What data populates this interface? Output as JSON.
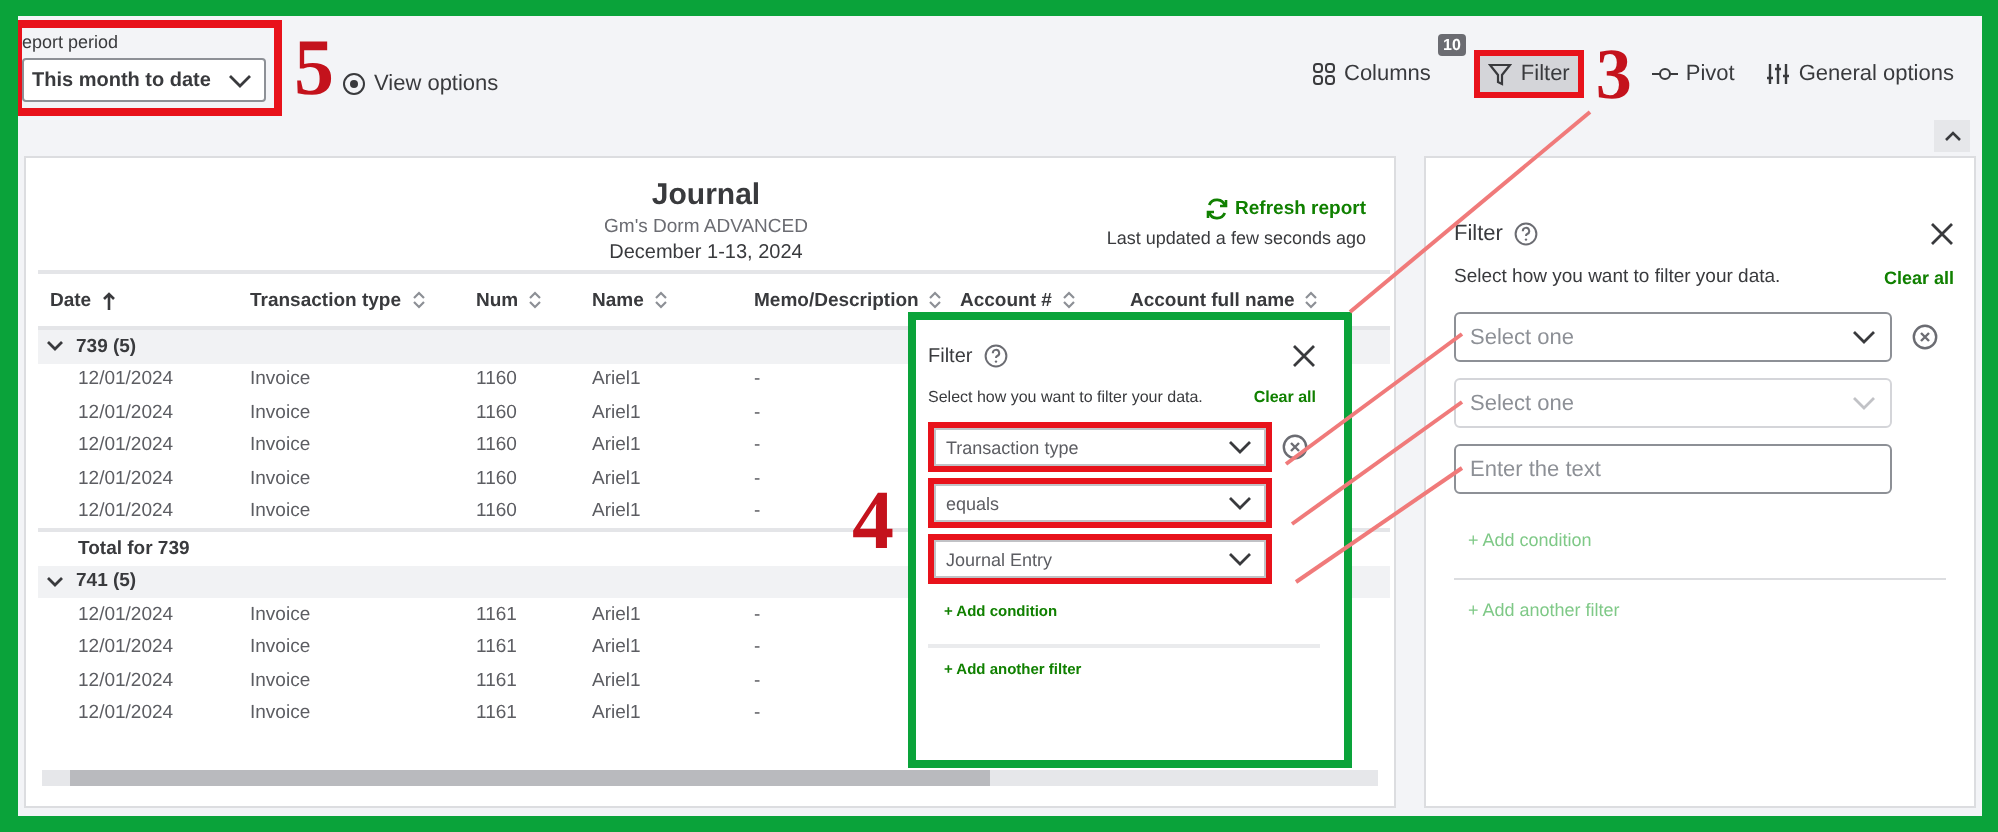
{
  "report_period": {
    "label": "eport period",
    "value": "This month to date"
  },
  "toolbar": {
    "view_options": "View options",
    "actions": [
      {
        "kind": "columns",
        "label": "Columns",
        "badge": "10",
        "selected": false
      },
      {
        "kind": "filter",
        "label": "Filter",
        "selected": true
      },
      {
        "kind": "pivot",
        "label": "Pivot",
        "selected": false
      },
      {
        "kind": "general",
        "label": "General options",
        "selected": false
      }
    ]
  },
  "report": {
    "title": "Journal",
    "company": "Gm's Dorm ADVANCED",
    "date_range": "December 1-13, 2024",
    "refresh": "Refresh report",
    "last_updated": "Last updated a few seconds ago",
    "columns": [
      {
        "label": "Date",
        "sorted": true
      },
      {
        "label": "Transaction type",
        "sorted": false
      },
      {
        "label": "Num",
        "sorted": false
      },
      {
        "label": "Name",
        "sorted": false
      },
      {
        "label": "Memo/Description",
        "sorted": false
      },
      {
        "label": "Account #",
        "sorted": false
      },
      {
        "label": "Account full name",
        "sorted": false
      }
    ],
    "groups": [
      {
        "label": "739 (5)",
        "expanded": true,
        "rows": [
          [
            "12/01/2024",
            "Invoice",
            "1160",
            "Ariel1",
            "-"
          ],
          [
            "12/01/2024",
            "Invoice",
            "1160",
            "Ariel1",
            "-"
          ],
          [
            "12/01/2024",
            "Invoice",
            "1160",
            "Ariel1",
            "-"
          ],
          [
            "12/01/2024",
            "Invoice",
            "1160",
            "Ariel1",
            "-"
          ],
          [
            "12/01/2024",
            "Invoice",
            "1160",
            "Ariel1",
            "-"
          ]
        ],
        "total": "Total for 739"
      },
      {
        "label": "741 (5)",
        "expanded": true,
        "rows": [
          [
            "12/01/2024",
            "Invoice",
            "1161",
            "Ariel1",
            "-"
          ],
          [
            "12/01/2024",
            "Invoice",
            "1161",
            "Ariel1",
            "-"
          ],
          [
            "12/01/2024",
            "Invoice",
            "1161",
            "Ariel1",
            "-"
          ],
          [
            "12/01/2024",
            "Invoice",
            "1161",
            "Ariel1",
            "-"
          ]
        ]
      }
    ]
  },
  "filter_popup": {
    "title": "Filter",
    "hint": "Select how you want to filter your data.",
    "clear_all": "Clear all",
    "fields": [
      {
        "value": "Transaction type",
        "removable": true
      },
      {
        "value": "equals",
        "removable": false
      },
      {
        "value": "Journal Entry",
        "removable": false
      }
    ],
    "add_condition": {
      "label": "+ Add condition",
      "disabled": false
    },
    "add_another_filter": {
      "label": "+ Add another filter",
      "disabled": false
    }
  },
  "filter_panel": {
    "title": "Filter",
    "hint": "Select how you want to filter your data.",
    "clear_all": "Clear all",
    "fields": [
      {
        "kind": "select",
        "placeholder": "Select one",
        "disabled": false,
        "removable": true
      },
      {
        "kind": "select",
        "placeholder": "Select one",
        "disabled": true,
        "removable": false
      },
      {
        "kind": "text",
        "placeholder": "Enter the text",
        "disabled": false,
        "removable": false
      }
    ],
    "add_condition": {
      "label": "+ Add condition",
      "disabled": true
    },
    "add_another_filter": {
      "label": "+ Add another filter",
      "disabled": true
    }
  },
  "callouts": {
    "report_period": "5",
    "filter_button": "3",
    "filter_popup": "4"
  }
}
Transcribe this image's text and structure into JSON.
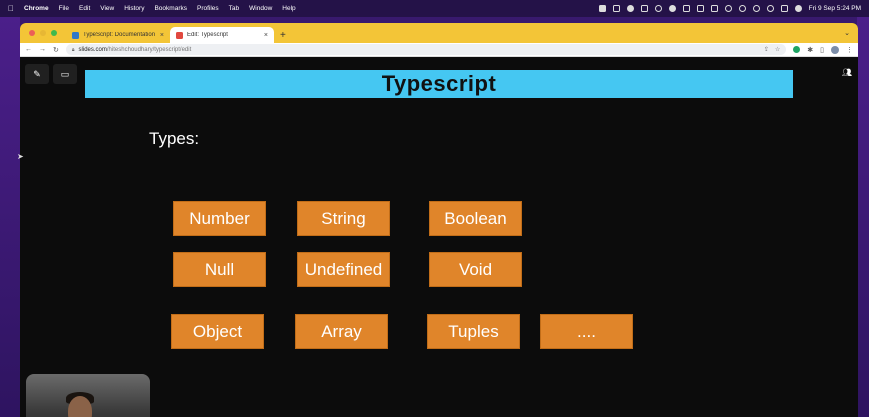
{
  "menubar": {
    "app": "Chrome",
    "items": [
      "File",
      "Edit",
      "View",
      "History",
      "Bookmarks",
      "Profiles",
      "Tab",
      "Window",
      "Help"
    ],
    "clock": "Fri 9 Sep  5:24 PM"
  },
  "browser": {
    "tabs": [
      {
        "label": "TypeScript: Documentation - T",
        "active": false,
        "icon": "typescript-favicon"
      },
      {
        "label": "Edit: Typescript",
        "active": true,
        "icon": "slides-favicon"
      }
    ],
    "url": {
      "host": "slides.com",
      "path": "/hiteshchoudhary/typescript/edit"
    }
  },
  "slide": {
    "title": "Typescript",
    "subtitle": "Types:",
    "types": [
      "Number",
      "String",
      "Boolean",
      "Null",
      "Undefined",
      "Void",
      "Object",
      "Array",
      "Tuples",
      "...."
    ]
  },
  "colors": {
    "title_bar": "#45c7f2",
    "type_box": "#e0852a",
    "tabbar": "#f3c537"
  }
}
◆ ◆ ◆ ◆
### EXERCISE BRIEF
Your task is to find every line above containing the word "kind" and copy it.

### THE ANSWER
        "kind": "columns",
        "kind": "filter",
        "kind": "pivot",
        "kind": "general",
        "kind": "select",
        "kind": "select",
        "kind": "text",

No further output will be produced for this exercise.